The same occurred during the Black Death: although the Jews enjoyed the ducal protection (eager for the profits generated by the interest rates granted to pawn shops as early as the privileium of 1244), the violent insurrections that broke out across Europe against the Jews also struck Austria (albeit to a lesser extent); in Krems, seat of an important community, hundreds of Jews were burned alive in their homes on St. Michael’s Day (29 September 1349); Duke Albert II, despite not having been able to stop the massacre, arrested those responsible and those who did not die in prison suffered heavy deprivation. Despite the violence of 1312, the Jewish presence continues to be attested in the documents of the following years, where we read of the debt contracted by a certain Heinrich von Kranichberg to the Jew Hoeschel residing in Judenburg (1331), a very prominent figure, ( protégé of Otto IV of Habsburg) who had financial relations with the high nobility of Carinthia and whose descendants (sons Lesir and Nachman) continued the work, financing for example, in the case of Nachman, the bishop of Bamberg.

The position of the Austrian Jews will worsen significantly under the power of Albert III and Leopold III of Habsburg who will cancel all credits, confiscate property and apply heavy restrictions to the economy of the communities, up to intimidating incarcerations in order to extort money for the taxes. Between 1420 and 1421, a new accusation of “profanation of the host” [Fig. 13], will decree, under Albert V of Habsburg, the complete destruction of the Jewish community of Vienna, children will be forced to baptism or reduced to slavery, 92 men and 120 women will be burned alive and a mass suicide will be consummated in the Or-Sarua synagogue; the detailed testimony of these tragic events, known as “Wiener Geserah” (Viennese decree) was recorded in a chronicle written in all probability close to the events of 1421.

At the beginning of the 15th century About 60 Jews lived in Judenburg with a considerable dowry and in the second half of the 1400s, documents of the time report that the Jew Cham owned 6 houses and his co-religionist Manl 3.

New accusations against the Jews, including that of the ritual murder, which had already reached notoriety following the case of San Simonino, led Maximilian I of Habsburg to decree the expulsion of all Jews from the Land of Styria and Carinthia in 1496 (subject to compensation for the economic damage that this would have inflicted on its coffers).

Following the expulsion of the Jews from Styria, the Jewish community of Judenburg ceased to exist definitively until the second half of the 19th century, when a small congregation (about 90 Jews in 1880) reappeared, affiliated with the Graz community, with a prayer hall and a cemetery, built in 1873 and destroyed by the Nazis in 1942.

The Jewish survivors of the Holocaust will return to Judenburg after the war, where a DP-Camp (transit camp for displaced persons) was set up there, administered by the UNRRA (United Nations Relief and Rehabilitation Administration) and by the AJDC (American Jewish Joint Distribution Committee), retracing back that road that centuries earlier had led them to found one of the many precious lost Jewish communities in medieval Europe.

The collection

A small preview of some of the objects contained in the collection.
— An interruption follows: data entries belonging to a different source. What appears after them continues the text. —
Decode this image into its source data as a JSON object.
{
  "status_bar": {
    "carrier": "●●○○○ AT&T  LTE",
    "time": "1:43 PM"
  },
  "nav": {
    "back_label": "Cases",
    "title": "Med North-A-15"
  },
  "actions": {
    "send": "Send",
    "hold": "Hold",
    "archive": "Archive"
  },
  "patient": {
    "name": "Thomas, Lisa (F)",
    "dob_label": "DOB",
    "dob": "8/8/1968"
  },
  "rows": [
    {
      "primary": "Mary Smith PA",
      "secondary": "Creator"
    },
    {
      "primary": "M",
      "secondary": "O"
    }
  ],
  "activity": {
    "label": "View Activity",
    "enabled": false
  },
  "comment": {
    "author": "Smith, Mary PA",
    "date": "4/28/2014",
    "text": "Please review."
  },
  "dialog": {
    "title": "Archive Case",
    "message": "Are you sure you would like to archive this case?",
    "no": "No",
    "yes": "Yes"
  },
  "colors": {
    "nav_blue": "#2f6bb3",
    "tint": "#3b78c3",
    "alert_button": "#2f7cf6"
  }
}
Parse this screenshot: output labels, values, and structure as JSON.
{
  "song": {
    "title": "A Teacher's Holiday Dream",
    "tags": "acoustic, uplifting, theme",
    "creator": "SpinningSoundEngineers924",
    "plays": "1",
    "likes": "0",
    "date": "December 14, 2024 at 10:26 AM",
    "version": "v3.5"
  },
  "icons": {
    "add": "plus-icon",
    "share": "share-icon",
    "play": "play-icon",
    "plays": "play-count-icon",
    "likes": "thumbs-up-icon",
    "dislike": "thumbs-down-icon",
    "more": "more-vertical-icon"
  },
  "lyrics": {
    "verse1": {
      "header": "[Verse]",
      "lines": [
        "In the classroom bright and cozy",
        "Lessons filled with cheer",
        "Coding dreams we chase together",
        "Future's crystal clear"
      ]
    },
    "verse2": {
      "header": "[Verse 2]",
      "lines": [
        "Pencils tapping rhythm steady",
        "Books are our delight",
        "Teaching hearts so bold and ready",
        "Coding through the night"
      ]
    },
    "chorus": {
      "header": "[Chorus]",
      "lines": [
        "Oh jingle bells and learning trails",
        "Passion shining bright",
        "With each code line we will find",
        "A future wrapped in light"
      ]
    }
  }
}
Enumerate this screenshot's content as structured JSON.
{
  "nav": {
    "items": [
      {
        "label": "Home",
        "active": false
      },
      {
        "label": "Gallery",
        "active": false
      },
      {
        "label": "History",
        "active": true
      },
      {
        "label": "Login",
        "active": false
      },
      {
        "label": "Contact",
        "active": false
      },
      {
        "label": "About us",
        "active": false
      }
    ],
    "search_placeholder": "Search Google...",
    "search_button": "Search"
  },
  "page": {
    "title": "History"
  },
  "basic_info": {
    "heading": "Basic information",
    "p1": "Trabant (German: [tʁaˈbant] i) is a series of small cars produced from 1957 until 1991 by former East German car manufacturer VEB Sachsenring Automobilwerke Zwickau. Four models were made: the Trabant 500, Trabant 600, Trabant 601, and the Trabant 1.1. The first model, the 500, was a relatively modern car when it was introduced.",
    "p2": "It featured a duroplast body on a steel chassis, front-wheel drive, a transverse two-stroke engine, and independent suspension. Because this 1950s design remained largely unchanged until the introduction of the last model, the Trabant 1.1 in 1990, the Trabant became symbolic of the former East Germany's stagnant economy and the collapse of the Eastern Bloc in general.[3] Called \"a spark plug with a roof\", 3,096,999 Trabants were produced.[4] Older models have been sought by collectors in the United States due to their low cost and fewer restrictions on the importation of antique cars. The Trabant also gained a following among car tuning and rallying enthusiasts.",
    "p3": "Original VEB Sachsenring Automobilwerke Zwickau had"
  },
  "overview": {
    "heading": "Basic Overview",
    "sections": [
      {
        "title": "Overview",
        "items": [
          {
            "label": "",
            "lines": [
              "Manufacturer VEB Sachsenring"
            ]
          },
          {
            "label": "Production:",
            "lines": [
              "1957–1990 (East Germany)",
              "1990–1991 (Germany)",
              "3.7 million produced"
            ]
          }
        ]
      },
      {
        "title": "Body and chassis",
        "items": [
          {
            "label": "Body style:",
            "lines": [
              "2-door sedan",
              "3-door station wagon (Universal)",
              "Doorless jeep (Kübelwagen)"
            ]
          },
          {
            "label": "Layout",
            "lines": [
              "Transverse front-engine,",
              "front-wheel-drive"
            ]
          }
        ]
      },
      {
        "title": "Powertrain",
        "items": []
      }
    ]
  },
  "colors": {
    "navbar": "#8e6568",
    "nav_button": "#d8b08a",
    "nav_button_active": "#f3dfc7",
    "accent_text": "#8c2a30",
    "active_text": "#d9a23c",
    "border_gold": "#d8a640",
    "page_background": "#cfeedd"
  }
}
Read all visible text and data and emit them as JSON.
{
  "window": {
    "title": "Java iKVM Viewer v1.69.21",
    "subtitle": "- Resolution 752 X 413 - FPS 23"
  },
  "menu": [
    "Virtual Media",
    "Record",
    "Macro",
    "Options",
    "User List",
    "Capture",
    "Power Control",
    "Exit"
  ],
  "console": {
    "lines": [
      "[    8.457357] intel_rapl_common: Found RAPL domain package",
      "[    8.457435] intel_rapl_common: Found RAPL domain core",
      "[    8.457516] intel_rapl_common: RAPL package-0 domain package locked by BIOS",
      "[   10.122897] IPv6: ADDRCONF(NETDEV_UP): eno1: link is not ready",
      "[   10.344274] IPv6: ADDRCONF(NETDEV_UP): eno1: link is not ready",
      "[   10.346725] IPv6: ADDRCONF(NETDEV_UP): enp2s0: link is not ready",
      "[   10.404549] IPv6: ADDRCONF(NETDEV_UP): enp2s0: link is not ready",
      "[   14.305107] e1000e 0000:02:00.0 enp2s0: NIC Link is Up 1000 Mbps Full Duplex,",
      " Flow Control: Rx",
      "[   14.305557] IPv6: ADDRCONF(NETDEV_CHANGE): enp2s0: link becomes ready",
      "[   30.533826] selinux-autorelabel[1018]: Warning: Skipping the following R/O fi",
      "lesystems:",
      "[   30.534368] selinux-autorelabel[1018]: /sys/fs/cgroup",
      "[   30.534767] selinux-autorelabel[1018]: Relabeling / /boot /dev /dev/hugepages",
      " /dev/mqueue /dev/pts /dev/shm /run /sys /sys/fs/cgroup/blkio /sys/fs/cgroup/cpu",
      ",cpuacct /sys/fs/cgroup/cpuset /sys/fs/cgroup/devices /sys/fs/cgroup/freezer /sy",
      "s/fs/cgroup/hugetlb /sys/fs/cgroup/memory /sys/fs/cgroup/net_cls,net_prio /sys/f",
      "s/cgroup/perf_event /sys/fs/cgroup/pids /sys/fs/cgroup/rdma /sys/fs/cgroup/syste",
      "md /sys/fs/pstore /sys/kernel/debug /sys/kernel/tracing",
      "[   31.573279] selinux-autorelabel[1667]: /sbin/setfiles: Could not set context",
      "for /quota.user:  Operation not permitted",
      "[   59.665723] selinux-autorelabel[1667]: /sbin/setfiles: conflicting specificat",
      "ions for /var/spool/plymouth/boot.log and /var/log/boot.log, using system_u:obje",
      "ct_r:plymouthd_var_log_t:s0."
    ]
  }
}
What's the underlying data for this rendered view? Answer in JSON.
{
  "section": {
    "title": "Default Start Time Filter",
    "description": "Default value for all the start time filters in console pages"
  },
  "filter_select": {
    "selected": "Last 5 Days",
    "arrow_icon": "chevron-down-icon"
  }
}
The entire collection is published in the volume: Judenburg – Documents from the Diego Cinquegrana Collection on Antisemitism, Media-Archive History, 2022.